shall be included-- (a) so much of the income of a wife or minor child of such
individual as arises directly or indirectly ........
From the admission of minor to the benefits of partnership in a firm of which
such individual is a partner.' The assessee was bound to disclose under section
22(5) the names and addresses of his partners, if any, engaged in business,
profession or vocation together with the location and styled of the principal
place and branches 1106 thereof and the extent of the shares of all such
partners in the profits of the business, profession or vocation and branches
thereof, but the assessee was not required in making a return to disclose that
any income was received by his wife or minor child admitted to the benefits of
partnership of a firm of which he was a partner." Upon this conclusion
this Court therein held:
failing or omitting to disclose that income proceedings for reassessment
cannot, therefore, be commenced under section 34( l)(a)." Relying upon
this decision the learned Single Judge quashed the notices. The Revenue

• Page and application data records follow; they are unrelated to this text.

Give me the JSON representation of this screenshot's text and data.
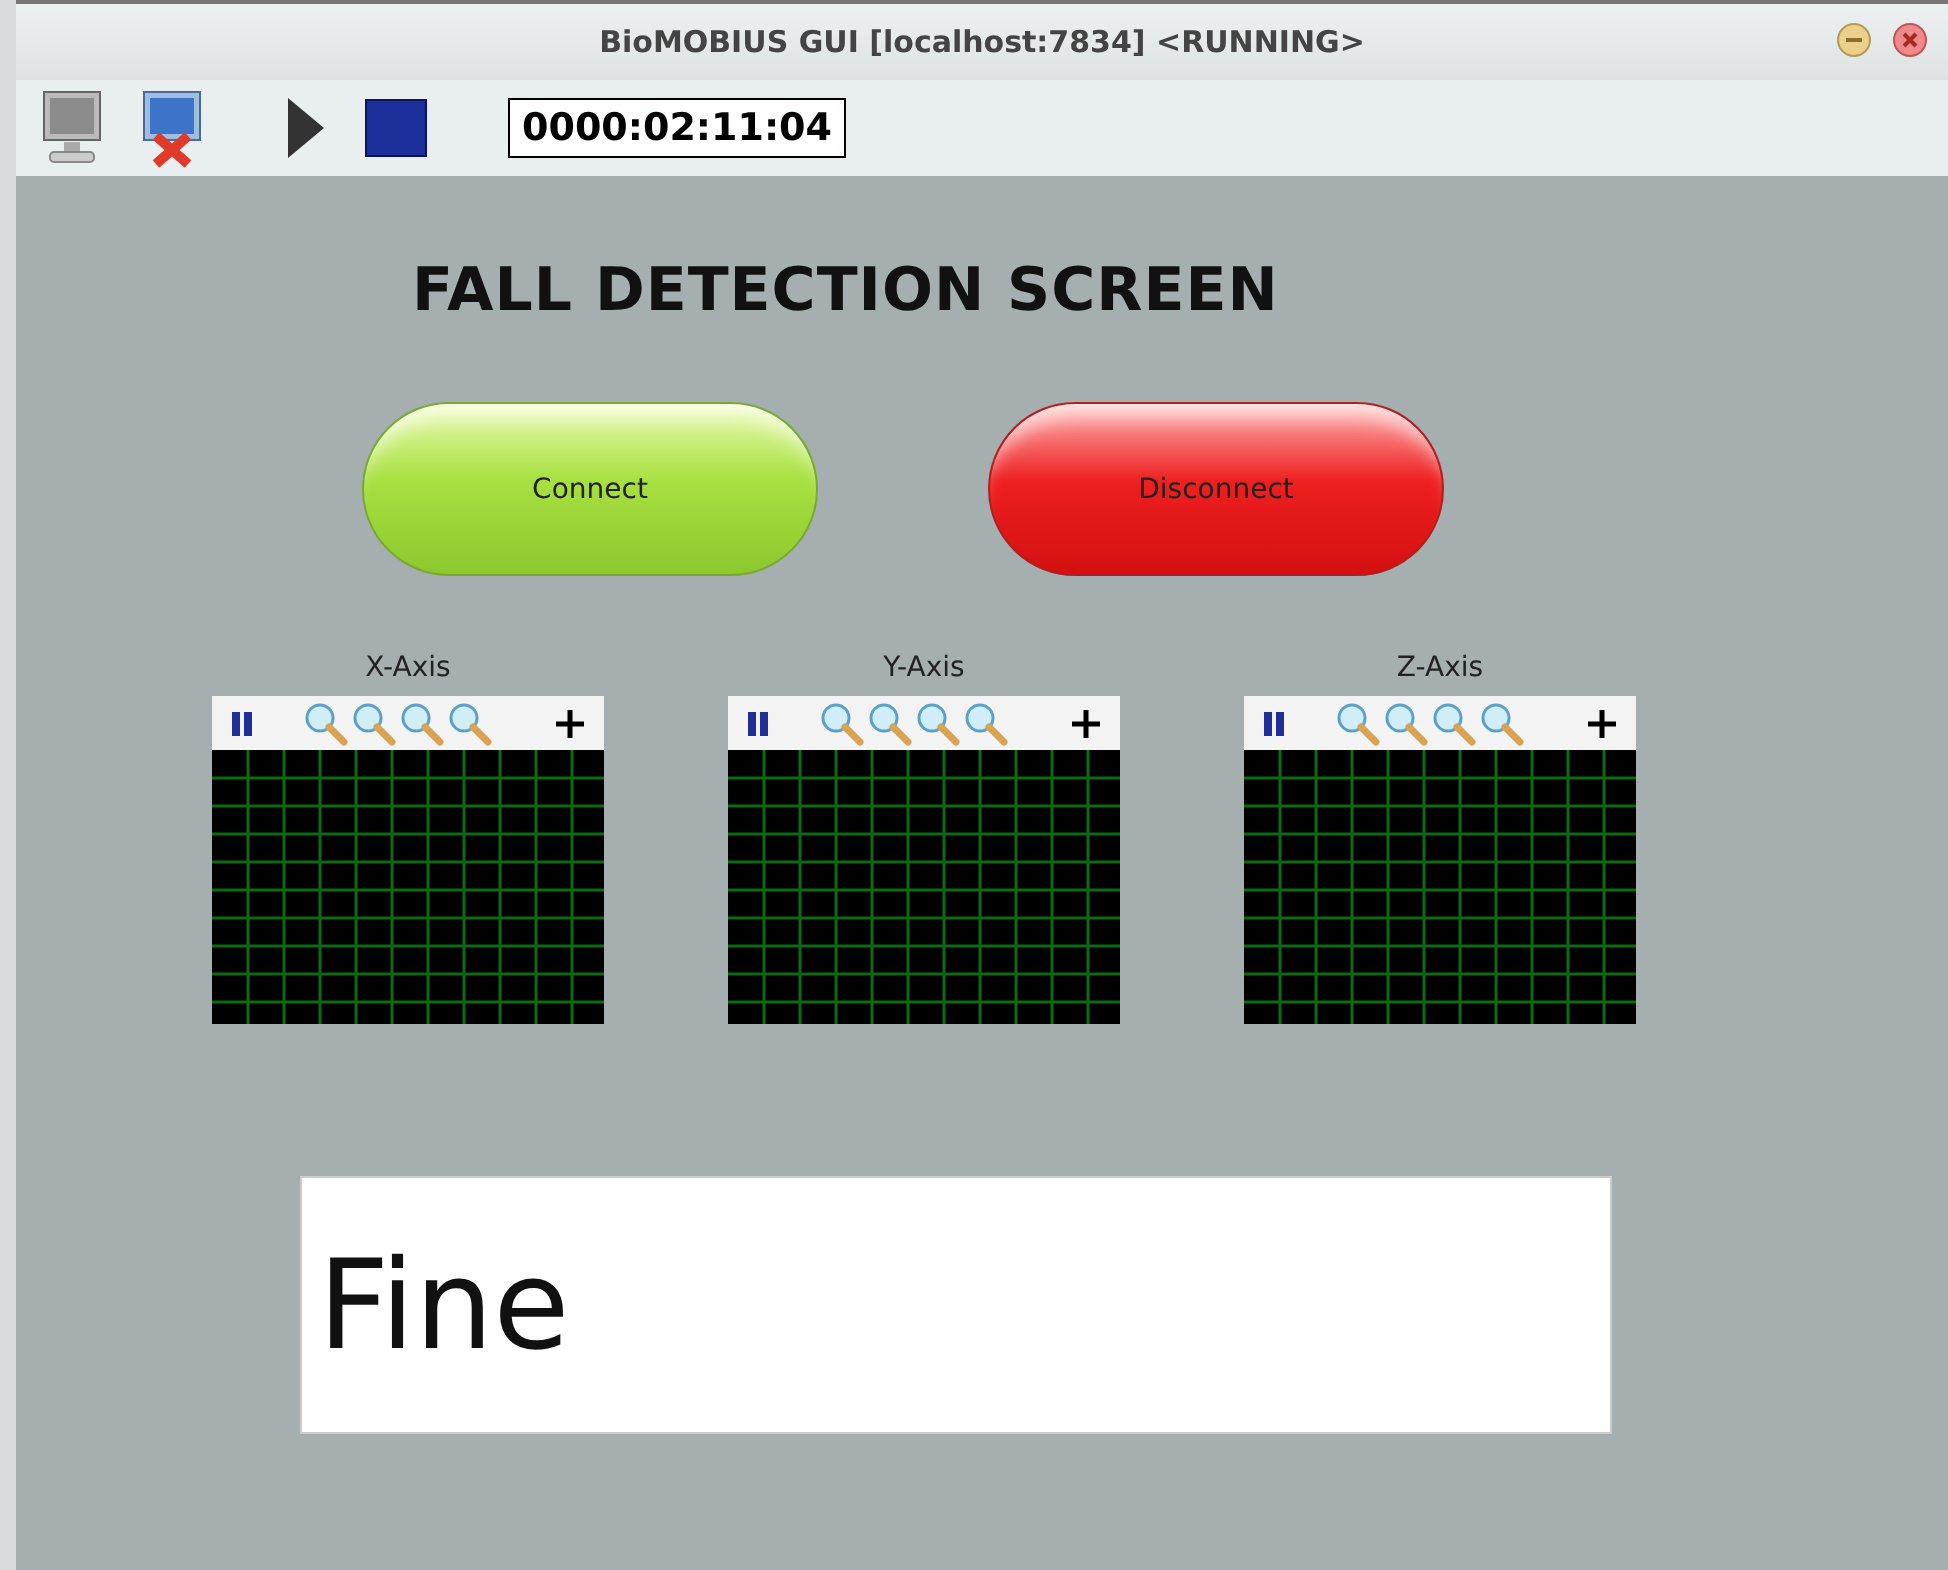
{
  "window": {
    "title": "BioMOBIUS GUI [localhost:7834] <RUNNING>"
  },
  "toolbar": {
    "timer": "0000:02:11:04"
  },
  "heading": "FALL DETECTION SCREEN",
  "buttons": [
    {
      "label": "Connect",
      "kind": "connect"
    },
    {
      "label": "Disconnect",
      "kind": "disconnect"
    }
  ],
  "plots": [
    {
      "label": "X-Axis"
    },
    {
      "label": "Y-Axis"
    },
    {
      "label": "Z-Axis"
    }
  ],
  "status": {
    "value": "Fine"
  }
}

appealed to the Division Bench but failed to obtain any relief in view of the
said decision of this Court. The Division Bench also took note of the decision
in the case of Malegaon Electricity Co. (P) Ltd. v. Commissioner or Income-tax,
Bombay, 78 ITR 466.
after referring to Muthiah Chettiar case (supra).
J. speaking for the Court, stated:
by not showing the income of his wife and minor children, the assessee cannot
be deemed to have failed to disclose fully and truly all material facts
necessary for his assessment within the meaning of section 34(1)(a) of the
Act." It is appropriate to take note of a later decision of this Court in
Commissioner of Income-tax, Kerala v. Smt.
Kochammu Amma, Peroke, 125 ITR 624. That was of a two- Judge Bench. Reliance
was sought to be placed on Muthiah Chettiar's case (supra). Dealing with the
question of imposition of penalty under section 27 1(l)(c) of the 1961 Act, the
Division Bench observed:
is obvious that on this view the order imposing penalty on the assessee would
have to be sustained but there is a decision of this Court in V.D.M. RM, M. RM.
Muthiah Cheuiar v. Commissioner of Income-tax,  74 ITR 183 (SC) which is
binding upon us and where we find that a different view has been taken by a
Bench of three Judges of this Court. It was held in this case that even if
there were any printed instructions in the form of the return requiring the
assessee to disclose the income received by his wife and 1107 minor child from
a firm of which the assessee was a partner. there was, in the absence in the
return of any head under which the income of the wife or minor child could be
shown, no obligation on the assessee to disclose this item of income, and the
assessee could not be deemed to have failed or omitted to disclose fully and
truly all material facts necessary for his assessment within the meaning of
34(l)(a) of the Indian Income Tax Act, 1922.
the greatest respect to the learned Judges who decided this case. we do not
think, for reasons already discussed, that this decision lays down the correct
law on the subject, and had it not been for the fact that since 1st April,
1972, the form of the return prescribed by rule 12 has been amended and since
then. there is a separate column providing that 'income arising to spouse/minor
child or any other person as referred to in Chapter V of the Act' should be
shown separately under that column and consequently there is no longer any
scope for arguing that the assessee is not bound to disclose such income in the
return to be furnished by him, we would have referred the present case to a
we do not propose to do so since the question has now become academic in view
of the amendment in the form of the return carried out with effect from 1st
April, 1972. we would, therefore, follow this decision in Muthian Chettiar's
case which being a decision of three Judges of this Court is binding upon us
....................................." We agree with what has been stated
in Kocharammu Amma's case and for the reasons indicated therein, we do not pro-
pose to refer this case to a larger bench. Following the law as laid down in
the two cases reported in 74 ITR 183 and 78 ITR 466 we dismiss the appeal.
There would be no order for costs throughout.